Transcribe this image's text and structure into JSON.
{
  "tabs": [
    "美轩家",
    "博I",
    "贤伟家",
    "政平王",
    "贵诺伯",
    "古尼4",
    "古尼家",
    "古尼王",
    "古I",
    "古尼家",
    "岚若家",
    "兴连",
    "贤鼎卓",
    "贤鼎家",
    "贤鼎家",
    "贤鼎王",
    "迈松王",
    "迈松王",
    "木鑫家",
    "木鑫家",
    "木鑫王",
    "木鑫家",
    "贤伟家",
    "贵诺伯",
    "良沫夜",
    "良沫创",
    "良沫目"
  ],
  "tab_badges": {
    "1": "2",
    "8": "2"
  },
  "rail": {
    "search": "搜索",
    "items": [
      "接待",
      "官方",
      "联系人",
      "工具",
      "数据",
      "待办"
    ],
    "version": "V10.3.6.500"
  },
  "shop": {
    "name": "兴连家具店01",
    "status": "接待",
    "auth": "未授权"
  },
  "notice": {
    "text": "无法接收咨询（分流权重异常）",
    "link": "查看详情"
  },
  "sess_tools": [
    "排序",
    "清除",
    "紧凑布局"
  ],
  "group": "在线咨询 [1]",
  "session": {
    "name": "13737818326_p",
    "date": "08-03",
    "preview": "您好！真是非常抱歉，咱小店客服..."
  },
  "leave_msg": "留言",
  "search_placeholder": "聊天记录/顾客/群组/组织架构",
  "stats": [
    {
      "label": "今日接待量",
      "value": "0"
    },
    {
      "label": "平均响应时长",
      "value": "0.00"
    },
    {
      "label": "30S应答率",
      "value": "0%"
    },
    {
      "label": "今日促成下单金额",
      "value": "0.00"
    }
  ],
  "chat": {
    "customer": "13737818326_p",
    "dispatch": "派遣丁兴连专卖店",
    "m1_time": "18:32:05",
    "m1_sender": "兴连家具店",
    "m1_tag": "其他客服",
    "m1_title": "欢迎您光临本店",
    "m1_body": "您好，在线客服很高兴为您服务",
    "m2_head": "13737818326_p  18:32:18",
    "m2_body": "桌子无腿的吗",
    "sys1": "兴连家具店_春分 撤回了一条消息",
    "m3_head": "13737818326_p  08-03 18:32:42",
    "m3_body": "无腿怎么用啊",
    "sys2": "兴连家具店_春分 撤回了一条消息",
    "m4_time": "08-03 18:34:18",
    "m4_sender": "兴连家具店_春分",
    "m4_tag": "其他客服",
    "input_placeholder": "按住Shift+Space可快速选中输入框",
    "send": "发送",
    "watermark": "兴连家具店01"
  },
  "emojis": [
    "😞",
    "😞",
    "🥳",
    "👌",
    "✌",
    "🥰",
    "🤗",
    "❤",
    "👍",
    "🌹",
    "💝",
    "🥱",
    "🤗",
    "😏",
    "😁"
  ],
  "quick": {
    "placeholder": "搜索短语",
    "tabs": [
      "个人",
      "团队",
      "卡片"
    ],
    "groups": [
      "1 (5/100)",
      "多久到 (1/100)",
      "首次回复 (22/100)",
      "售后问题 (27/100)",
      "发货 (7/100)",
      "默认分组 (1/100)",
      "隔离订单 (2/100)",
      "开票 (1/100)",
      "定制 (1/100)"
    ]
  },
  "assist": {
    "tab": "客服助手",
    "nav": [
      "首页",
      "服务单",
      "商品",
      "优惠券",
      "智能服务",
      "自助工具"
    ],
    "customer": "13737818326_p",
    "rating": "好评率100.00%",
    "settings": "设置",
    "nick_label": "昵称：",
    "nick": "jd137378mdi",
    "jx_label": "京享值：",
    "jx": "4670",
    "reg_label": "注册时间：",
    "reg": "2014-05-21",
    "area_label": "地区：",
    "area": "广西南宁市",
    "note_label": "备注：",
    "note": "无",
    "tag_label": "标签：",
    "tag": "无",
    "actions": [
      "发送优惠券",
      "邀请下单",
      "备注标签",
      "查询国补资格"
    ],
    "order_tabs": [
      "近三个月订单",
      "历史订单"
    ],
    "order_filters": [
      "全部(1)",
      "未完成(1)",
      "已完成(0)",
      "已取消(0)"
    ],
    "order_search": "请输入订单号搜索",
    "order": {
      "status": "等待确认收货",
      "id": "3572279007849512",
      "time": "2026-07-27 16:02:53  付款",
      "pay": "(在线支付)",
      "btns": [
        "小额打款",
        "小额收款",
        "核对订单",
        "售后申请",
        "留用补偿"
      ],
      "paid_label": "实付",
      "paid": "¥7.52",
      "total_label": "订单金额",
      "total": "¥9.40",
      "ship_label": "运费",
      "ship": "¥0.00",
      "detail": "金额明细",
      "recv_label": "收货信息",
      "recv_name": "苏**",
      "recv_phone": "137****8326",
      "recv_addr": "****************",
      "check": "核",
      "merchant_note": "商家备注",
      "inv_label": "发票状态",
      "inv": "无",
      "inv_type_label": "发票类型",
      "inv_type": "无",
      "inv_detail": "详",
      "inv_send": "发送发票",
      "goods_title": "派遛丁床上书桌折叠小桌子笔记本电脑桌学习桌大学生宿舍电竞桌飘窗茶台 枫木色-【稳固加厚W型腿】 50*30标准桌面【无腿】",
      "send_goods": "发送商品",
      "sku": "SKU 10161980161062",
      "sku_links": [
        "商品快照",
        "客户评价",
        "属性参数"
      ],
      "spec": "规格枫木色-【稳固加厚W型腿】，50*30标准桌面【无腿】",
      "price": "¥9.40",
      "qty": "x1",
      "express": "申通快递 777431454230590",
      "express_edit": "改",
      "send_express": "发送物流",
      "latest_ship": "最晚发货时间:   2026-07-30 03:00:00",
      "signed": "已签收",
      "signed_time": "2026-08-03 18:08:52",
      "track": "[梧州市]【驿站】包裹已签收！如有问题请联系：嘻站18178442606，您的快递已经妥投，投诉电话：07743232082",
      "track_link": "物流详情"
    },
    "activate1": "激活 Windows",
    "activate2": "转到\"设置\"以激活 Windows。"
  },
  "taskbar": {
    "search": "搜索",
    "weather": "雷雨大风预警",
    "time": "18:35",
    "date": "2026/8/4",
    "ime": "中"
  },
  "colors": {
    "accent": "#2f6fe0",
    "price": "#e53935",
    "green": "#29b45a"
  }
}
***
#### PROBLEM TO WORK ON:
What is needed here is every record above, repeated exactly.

#### YOUR SOLUTION:
Transcribe this image's text and structure into JSON.
{
  "tabs": [
    "美轩家",
    "博I",
    "贤伟家",
    "政平王",
    "贵诺伯",
    "古尼4",
    "古尼家",
    "古尼王",
    "古I",
    "古尼家",
    "岚若家",
    "兴连",
    "贤鼎卓",
    "贤鼎家",
    "贤鼎家",
    "贤鼎王",
    "迈松王",
    "迈松王",
    "木鑫家",
    "木鑫家",
    "木鑫王",
    "木鑫家",
    "贤伟家",
    "贵诺伯",
    "良沫夜",
    "良沫创",
    "良沫目"
  ],
  "tab_badges": {
    "1": "2",
    "8": "2"
  },
  "rail": {
    "search": "搜索",
    "items": [
      "接待",
      "官方",
      "联系人",
      "工具",
      "数据",
      "待办"
    ],
    "version": "V10.3.6.500"
  },
  "shop": {
    "name": "兴连家具店01",
    "status": "接待",
    "auth": "未授权"
  },
  "notice": {
    "text": "无法接收咨询（分流权重异常）",
    "link": "查看详情"
  },
  "sess_tools": [
    "排序",
    "清除",
    "紧凑布局"
  ],
  "group": "在线咨询 [1]",
  "session": {
    "name": "13737818326_p",
    "date": "08-03",
    "preview": "您好！真是非常抱歉，咱小店客服..."
  },
  "leave_msg": "留言",
  "search_placeholder": "聊天记录/顾客/群组/组织架构",
  "stats": [
    {
      "label": "今日接待量",
      "value": "0"
    },
    {
      "label": "平均响应时长",
      "value": "0.00"
    },
    {
      "label": "30S应答率",
      "value": "0%"
    },
    {
      "label": "今日促成下单金额",
      "value": "0.00"
    }
  ],
  "chat": {
    "customer": "13737818326_p",
    "dispatch": "派遣丁兴连专卖店",
    "m1_time": "18:32:05",
    "m1_sender": "兴连家具店",
    "m1_tag": "其他客服",
    "m1_title": "欢迎您光临本店",
    "m1_body": "您好，在线客服很高兴为您服务",
    "m2_head": "13737818326_p  18:32:18",
    "m2_body": "桌子无腿的吗",
    "sys1": "兴连家具店_春分 撤回了一条消息",
    "m3_head": "13737818326_p  08-03 18:32:42",
    "m3_body": "无腿怎么用啊",
    "sys2": "兴连家具店_春分 撤回了一条消息",
    "m4_time": "08-03 18:34:18",
    "m4_sender": "兴连家具店_春分",
    "m4_tag": "其他客服",
    "input_placeholder": "按住Shift+Space可快速选中输入框",
    "send": "发送",
    "watermark": "兴连家具店01"
  },
  "emojis": [
    "😞",
    "😞",
    "🥳",
    "👌",
    "✌",
    "🥰",
    "🤗",
    "❤",
    "👍",
    "🌹",
    "💝",
    "🥱",
    "🤗",
    "😏",
    "😁"
  ],
  "quick": {
    "placeholder": "搜索短语",
    "tabs": [
      "个人",
      "团队",
      "卡片"
    ],
    "groups": [
      "1 (5/100)",
      "多久到 (1/100)",
      "首次回复 (22/100)",
      "售后问题 (27/100)",
      "发货 (7/100)",
      "默认分组 (1/100)",
      "隔离订单 (2/100)",
      "开票 (1/100)",
      "定制 (1/100)"
    ]
  },
  "assist": {
    "tab": "客服助手",
    "nav": [
      "首页",
      "服务单",
      "商品",
      "优惠券",
      "智能服务",
      "自助工具"
    ],
    "customer": "13737818326_p",
    "rating": "好评率100.00%",
    "settings": "设置",
    "nick_label": "昵称：",
    "nick": "jd137378mdi",
    "jx_label": "京享值：",
    "jx": "4670",
    "reg_label": "注册时间：",
    "reg": "2014-05-21",
    "area_label": "地区：",
    "area": "广西南宁市",
    "note_label": "备注：",
    "note": "无",
    "tag_label": "标签：",
    "tag": "无",
    "actions": [
      "发送优惠券",
      "邀请下单",
      "备注标签",
      "查询国补资格"
    ],
    "order_tabs": [
      "近三个月订单",
      "历史订单"
    ],
    "order_filters": [
      "全部(1)",
      "未完成(1)",
      "已完成(0)",
      "已取消(0)"
    ],
    "order_search": "请输入订单号搜索",
    "order": {
      "status": "等待确认收货",
      "id": "3572279007849512",
      "time": "2026-07-27 16:02:53  付款",
      "pay": "(在线支付)",
      "btns": [
        "小额打款",
        "小额收款",
        "核对订单",
        "售后申请",
        "留用补偿"
      ],
      "paid_label": "实付",
      "paid": "¥7.52",
      "total_label": "订单金额",
      "total": "¥9.40",
      "ship_label": "运费",
      "ship": "¥0.00",
      "detail": "金额明细",
      "recv_label": "收货信息",
      "recv_name": "苏**",
      "recv_phone": "137****8326",
      "recv_addr": "****************",
      "check": "核",
      "merchant_note": "商家备注",
      "inv_label": "发票状态",
      "inv": "无",
      "inv_type_label": "发票类型",
      "inv_type": "无",
      "inv_detail": "详",
      "inv_send": "发送发票",
      "goods_title": "派遛丁床上书桌折叠小桌子笔记本电脑桌学习桌大学生宿舍电竞桌飘窗茶台 枫木色-【稳固加厚W型腿】 50*30标准桌面【无腿】",
      "send_goods": "发送商品",
      "sku": "SKU 10161980161062",
      "sku_links": [
        "商品快照",
        "客户评价",
        "属性参数"
      ],
      "spec": "规格枫木色-【稳固加厚W型腿】，50*30标准桌面【无腿】",
      "price": "¥9.40",
      "qty": "x1",
      "express": "申通快递 777431454230590",
      "express_edit": "改",
      "send_express": "发送物流",
      "latest_ship": "最晚发货时间:   2026-07-30 03:00:00",
      "signed": "已签收",
      "signed_time": "2026-08-03 18:08:52",
      "track": "[梧州市]【驿站】包裹已签收！如有问题请联系：嘻站18178442606，您的快递已经妥投，投诉电话：07743232082",
      "track_link": "物流详情"
    },
    "activate1": "激活 Windows",
    "activate2": "转到\"设置\"以激活 Windows。"
  },
  "taskbar": {
    "search": "搜索",
    "weather": "雷雨大风预警",
    "time": "18:35",
    "date": "2026/8/4",
    "ime": "中"
  },
  "colors": {
    "accent": "#2f6fe0",
    "price": "#e53935",
    "green": "#29b45a"
  }
}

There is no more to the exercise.